Flooding and other natural calamities exacerbated by climate change are making Canadian homes uninsurable, according to a report by The Weather Network.
Four million Canadians in areas impacted by severe flooding, and up to 10% of all homes in Canada currently or will soon be facing the problem of uninsurability.
According to the Canadian Institute for Climate Choices, many Canadians have purchased homes and built infrastructure in areas prone to floods, wildfires, and other natural catastrophes. They now face high insurance costs or the possibility of not getting claims after a disaster.
In recent months, provinces such as Ottawa and Halifax have experienced intense rainfall and flooding. Alberta and British Columbia also saw flash flooding worsened by the lack of trees and vegetation razed by wildfires.
According to Blair Feltmate, the head of the Intact Centre on Climate Adaptation at the University of Waterloo, extreme weather events are only expected to worsen.
“There’s the need to act with a strong sense of urgency to put adaptation measures in place to protect cities, down to individual properties, to protect them from growing flood risk,” said Feltmate.

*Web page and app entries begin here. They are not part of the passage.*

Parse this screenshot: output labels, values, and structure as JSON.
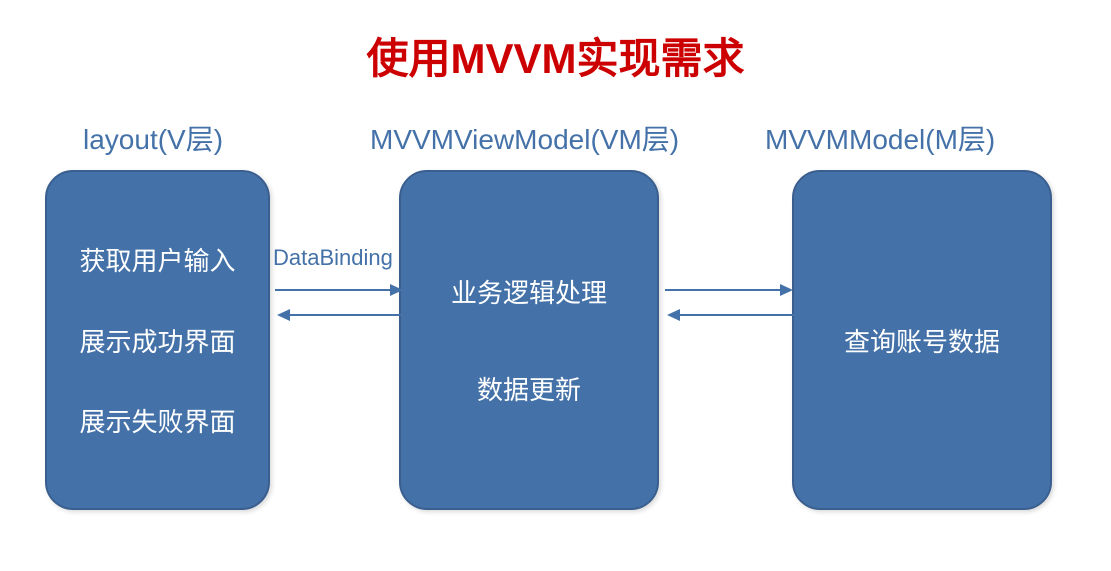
{
  "title": "使用MVVM实现需求",
  "labels": {
    "v": "layout(V层)",
    "vm": "MVVMViewModel(VM层)",
    "m": "MVVMModel(M层)"
  },
  "boxes": {
    "v": {
      "item1": "获取用户输入",
      "item2": "展示成功界面",
      "item3": "展示失败界面"
    },
    "vm": {
      "item1": "业务逻辑处理",
      "item2": "数据更新"
    },
    "m": {
      "item1": "查询账号数据"
    }
  },
  "arrows": {
    "databinding": "DataBinding"
  },
  "colors": {
    "title": "#cc0000",
    "box": "#4472a8",
    "label": "#4472a8"
  }
}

The federal government plans to implement a flood insurance program available to property owners in April 2025.
“We know it can’t come quick enough,” said Craig Stewart, vice president of climate change and federal issues for the Insurance Bureau of Canada.
The flood insurance program would allow residents in flood-prone areas to have their premiums covered by a Crown corporation with the support of private insurance companies.

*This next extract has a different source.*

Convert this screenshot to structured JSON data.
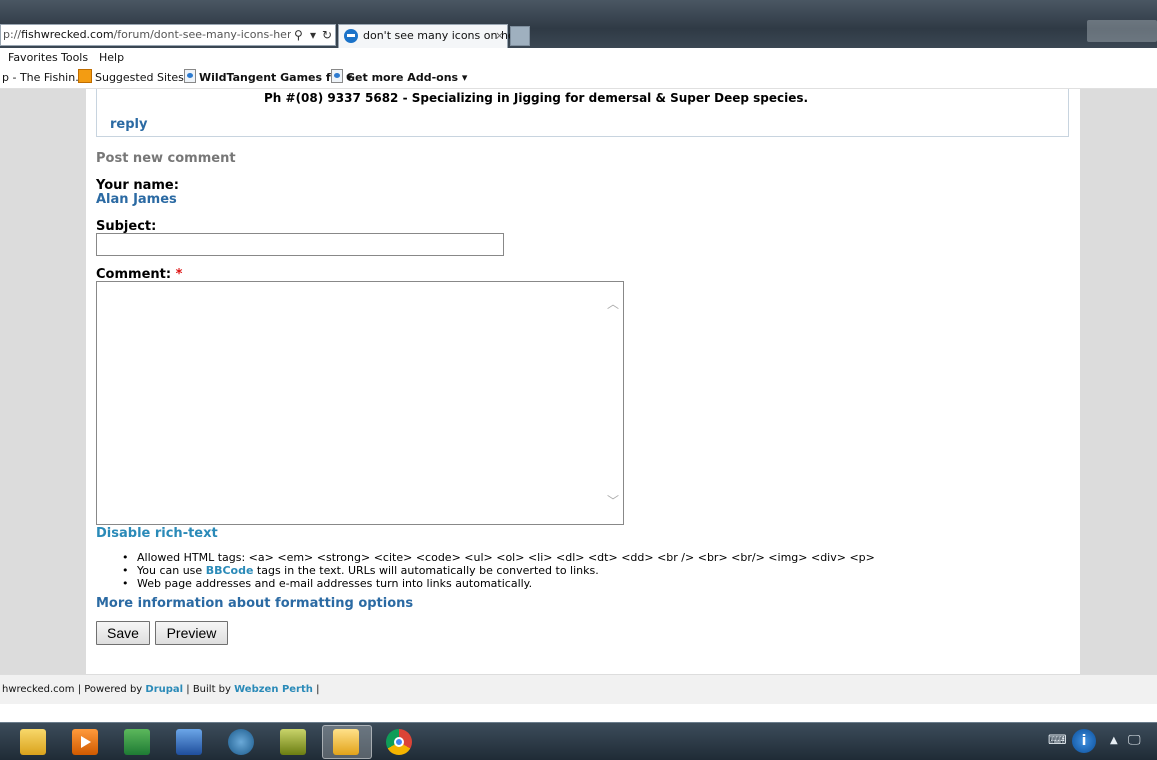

Additionally, the government has allocated $15.3 million towards creating an online portal where property owners can learn about their exposure to floods.